  5. Lender Requirements: Each lender may have specific requirements and criteria for refinancing during bankruptcy. It’s crucial to research and reach out to lenders who have experience working with borrowers in bankruptcy situations.
  6. Costs and Fees: Refinancing involves certain costs and fees, such as closing costs and appraisal fees. It’s essential to factor in these expenses and ensure they align with the financial benefits of refinancing.

How Long Does Chapter 13 Bankruptcy Stay On My Credit Report?

Chapter 13 bankruptcy can remain on your credit report for up to seven years from the date of filing. However, its impact on your credit score lessens over time, especially as you demonstrate responsible financial management during the repayment period.
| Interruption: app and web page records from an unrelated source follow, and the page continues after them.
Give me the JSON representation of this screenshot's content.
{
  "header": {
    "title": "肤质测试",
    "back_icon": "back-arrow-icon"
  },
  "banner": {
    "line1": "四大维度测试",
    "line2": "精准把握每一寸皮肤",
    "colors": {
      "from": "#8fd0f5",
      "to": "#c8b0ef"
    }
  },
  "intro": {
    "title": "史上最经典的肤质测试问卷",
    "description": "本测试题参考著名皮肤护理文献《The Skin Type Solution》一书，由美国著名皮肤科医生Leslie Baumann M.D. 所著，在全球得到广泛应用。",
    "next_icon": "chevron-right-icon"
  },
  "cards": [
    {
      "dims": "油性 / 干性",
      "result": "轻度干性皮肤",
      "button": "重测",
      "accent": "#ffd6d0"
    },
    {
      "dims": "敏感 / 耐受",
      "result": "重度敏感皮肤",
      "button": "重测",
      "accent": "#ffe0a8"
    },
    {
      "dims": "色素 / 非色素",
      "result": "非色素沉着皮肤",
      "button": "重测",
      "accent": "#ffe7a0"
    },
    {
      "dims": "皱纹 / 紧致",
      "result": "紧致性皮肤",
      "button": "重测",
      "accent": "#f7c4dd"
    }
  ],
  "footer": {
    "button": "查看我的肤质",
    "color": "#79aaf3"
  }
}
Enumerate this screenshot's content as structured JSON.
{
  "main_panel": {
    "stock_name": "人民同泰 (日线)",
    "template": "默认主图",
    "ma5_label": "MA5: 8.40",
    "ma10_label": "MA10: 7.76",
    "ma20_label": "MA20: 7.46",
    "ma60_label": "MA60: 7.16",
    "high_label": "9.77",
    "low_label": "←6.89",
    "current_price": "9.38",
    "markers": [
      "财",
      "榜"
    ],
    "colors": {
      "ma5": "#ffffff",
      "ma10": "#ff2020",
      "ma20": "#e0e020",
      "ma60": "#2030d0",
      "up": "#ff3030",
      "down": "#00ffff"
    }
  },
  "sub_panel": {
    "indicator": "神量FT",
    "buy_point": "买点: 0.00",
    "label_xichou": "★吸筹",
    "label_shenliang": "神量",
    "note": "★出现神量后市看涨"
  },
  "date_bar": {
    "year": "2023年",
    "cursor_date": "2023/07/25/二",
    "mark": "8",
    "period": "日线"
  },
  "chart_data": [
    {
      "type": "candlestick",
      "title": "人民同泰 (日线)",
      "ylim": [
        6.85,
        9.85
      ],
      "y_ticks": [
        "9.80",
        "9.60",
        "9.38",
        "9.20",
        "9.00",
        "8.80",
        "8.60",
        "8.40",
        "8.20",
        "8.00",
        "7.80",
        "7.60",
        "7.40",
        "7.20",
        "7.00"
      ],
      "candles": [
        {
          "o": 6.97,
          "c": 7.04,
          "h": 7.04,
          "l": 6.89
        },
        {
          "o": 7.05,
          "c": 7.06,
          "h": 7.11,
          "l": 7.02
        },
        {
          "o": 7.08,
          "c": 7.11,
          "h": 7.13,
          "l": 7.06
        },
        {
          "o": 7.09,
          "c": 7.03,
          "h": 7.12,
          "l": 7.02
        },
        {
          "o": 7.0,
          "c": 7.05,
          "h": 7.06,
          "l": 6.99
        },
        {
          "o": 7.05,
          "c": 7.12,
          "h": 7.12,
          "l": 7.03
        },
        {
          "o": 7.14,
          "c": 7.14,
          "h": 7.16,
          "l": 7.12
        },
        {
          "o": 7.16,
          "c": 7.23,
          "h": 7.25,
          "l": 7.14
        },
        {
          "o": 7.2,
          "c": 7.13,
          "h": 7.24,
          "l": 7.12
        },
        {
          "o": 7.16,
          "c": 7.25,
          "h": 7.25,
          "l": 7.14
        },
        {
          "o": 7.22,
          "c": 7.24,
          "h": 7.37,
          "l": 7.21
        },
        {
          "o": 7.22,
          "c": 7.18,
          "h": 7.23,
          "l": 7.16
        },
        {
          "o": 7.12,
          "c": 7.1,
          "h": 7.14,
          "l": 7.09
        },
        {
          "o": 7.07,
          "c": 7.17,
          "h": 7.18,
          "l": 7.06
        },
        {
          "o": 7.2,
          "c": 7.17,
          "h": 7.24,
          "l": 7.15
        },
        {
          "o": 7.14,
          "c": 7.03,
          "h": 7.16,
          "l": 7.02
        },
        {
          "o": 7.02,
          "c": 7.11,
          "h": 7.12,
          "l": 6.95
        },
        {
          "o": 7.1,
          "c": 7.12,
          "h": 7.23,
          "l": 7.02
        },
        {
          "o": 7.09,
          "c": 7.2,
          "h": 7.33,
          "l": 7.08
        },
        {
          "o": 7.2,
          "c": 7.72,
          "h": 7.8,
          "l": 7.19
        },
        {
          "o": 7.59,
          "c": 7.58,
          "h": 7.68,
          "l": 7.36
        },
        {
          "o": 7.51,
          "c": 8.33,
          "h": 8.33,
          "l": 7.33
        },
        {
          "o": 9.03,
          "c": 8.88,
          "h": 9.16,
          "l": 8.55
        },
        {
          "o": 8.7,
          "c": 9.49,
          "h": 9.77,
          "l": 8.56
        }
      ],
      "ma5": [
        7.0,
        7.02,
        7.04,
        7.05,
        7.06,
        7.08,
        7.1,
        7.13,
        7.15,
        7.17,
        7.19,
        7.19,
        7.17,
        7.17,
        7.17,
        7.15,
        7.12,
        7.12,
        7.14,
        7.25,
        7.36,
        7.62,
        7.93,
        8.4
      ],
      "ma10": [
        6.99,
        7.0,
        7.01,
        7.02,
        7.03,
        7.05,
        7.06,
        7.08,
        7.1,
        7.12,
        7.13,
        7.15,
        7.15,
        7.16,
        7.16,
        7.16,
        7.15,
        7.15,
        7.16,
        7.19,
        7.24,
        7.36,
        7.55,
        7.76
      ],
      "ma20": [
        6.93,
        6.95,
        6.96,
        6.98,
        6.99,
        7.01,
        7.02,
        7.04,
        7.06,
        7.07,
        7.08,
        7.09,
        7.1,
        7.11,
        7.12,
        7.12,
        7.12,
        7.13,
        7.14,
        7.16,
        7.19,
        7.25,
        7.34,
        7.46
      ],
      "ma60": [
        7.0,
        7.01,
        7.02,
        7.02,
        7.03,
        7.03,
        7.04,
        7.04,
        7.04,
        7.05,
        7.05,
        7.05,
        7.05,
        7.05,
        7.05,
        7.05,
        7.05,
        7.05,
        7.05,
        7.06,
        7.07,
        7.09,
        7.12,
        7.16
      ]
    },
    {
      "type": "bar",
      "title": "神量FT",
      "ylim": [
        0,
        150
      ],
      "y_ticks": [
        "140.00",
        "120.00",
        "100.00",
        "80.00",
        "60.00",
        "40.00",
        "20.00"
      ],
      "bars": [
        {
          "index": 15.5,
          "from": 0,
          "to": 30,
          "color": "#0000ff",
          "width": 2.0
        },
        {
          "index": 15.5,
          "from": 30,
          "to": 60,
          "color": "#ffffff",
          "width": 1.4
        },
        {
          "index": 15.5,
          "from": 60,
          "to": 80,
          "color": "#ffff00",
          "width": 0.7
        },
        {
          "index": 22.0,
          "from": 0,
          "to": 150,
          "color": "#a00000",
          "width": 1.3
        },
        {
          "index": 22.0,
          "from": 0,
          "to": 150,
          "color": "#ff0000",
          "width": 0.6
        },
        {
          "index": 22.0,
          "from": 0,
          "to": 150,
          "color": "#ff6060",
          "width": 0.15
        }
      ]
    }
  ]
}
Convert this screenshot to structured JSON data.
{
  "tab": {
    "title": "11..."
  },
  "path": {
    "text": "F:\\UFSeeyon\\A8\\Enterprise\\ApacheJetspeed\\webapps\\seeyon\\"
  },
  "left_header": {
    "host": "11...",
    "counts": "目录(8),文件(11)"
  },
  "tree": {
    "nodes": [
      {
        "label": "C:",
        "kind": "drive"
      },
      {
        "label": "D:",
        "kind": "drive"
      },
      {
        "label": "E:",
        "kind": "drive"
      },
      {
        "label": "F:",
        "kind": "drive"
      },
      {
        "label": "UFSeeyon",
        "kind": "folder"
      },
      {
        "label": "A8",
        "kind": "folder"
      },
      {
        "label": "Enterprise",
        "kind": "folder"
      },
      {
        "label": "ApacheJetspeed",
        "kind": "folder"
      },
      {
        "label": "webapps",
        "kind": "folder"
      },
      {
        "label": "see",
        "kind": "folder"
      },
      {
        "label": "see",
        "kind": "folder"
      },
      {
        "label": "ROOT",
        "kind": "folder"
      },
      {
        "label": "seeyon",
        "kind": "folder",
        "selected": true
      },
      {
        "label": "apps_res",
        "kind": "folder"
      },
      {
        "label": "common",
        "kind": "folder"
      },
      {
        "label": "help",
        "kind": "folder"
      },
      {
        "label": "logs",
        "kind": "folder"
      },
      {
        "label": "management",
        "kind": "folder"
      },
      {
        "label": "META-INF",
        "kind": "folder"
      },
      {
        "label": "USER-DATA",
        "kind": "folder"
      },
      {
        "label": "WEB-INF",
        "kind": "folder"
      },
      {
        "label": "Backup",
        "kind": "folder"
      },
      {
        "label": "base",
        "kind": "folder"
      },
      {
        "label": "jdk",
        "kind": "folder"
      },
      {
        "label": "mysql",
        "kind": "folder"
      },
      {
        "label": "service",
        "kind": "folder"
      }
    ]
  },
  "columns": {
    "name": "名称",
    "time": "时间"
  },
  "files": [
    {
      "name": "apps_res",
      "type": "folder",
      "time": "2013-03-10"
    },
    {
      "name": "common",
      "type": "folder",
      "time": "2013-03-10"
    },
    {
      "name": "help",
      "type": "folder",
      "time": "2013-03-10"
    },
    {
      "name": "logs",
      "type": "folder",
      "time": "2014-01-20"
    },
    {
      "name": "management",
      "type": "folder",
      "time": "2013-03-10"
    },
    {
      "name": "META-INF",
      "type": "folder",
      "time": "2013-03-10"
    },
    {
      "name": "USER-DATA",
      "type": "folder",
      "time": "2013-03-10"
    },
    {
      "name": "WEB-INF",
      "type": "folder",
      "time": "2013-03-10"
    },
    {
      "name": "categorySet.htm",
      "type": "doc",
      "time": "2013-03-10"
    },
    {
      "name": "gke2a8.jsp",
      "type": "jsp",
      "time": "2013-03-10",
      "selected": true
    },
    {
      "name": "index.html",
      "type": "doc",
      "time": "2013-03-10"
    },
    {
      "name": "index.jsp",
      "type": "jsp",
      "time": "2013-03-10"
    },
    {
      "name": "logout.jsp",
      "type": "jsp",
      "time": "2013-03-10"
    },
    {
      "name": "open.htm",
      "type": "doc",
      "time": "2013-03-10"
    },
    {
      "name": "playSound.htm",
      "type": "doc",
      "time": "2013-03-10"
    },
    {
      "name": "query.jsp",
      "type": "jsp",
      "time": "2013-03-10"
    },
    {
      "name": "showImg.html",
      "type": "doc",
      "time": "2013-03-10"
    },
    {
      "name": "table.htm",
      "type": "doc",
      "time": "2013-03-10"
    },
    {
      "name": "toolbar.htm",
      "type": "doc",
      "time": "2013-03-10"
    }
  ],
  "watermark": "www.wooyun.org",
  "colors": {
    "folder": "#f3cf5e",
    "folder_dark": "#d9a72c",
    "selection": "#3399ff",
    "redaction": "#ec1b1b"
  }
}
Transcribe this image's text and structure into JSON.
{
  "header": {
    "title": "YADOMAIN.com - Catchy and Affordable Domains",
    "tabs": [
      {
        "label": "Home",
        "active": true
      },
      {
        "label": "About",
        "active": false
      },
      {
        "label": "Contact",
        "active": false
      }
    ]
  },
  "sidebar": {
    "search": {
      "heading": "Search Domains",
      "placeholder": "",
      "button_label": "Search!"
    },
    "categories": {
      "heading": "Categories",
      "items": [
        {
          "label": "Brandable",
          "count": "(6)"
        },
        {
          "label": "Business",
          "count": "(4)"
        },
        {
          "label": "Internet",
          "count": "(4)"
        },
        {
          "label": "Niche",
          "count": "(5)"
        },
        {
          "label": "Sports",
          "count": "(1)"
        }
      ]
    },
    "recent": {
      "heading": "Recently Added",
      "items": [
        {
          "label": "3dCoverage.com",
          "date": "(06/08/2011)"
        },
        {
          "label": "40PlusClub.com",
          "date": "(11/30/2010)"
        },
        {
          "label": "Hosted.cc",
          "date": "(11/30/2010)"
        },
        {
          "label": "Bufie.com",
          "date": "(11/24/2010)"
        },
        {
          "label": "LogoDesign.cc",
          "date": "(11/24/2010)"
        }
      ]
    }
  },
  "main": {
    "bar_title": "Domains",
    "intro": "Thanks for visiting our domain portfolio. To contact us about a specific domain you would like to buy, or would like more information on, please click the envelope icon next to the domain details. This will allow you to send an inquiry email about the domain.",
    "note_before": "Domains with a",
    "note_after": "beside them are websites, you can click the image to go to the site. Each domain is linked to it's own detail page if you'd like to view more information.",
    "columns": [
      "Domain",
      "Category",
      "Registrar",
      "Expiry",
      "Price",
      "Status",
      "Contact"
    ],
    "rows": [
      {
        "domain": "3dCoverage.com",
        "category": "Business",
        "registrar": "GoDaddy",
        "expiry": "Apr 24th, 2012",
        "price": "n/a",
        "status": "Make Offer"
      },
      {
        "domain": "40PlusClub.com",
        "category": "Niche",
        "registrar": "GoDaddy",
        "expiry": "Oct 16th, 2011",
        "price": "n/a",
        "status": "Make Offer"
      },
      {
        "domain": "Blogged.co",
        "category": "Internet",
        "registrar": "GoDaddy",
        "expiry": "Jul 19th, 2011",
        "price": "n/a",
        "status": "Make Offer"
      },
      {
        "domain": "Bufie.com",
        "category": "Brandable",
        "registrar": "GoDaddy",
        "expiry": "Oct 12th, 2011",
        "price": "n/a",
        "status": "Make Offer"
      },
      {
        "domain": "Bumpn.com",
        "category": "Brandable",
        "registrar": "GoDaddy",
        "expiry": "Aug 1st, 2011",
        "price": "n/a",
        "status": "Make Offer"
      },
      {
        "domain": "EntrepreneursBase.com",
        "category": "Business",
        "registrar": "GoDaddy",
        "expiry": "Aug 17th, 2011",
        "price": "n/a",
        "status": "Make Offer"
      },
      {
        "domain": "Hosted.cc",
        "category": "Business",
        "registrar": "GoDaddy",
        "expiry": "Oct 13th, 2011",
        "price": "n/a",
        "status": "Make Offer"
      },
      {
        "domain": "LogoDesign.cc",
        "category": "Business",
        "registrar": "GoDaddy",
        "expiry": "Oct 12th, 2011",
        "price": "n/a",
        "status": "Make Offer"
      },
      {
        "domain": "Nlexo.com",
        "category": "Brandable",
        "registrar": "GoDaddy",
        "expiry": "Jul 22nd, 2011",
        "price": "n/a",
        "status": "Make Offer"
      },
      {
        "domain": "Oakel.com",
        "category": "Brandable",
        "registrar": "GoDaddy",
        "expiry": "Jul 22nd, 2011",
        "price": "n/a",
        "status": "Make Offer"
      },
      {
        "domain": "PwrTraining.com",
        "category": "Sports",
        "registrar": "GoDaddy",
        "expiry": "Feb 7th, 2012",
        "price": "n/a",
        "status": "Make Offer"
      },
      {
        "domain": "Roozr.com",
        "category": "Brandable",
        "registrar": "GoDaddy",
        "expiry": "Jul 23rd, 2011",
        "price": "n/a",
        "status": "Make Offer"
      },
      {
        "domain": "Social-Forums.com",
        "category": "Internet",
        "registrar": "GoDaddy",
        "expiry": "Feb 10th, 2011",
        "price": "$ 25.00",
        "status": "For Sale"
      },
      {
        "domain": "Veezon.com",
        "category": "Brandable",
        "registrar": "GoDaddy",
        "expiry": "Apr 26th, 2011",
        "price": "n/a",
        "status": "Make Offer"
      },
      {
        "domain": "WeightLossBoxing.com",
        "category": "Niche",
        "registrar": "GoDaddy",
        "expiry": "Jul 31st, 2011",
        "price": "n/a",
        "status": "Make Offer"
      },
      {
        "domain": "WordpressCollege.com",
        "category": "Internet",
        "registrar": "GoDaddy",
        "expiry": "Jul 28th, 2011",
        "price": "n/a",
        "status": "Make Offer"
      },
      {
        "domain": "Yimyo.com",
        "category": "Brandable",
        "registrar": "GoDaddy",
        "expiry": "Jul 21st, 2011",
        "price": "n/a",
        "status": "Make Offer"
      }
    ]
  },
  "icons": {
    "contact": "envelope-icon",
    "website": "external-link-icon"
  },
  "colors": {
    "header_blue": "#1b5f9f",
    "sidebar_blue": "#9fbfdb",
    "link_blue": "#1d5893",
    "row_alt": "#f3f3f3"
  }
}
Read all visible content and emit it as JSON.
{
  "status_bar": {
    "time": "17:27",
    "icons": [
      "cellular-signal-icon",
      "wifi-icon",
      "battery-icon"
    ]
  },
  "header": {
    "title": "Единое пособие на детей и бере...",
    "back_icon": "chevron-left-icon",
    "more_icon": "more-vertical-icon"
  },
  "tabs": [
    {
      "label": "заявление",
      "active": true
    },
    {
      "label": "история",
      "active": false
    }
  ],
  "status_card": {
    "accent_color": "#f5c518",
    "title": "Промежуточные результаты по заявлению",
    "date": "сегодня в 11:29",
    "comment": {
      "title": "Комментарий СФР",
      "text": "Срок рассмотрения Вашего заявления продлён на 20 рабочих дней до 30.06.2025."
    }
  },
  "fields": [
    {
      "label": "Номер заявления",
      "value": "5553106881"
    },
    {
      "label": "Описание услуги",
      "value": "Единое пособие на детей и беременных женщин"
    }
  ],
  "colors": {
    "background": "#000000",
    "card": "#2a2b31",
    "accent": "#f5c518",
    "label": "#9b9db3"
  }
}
Take Control of Your Financial Future with JVM Lending

Navigating bankruptcy and its impact on mortgages can be a complex and daunting process. However, with the right guidance and expertise, you can successfully overcome financial challenges and protect your home. That’s why it’s crucial to seek the assistance of professionals who specialize in Chapter 13 bankruptcy, such as the experts at JVM Lending. With their in-depth knowledge and experience, they can provide you with personalized advice and help you make informed decisions about your mortgage and financial future.

Jay Voorhees
Founder | JVM Lending
(855) 855-4491 | DRE# 1197176, NMLS# 310167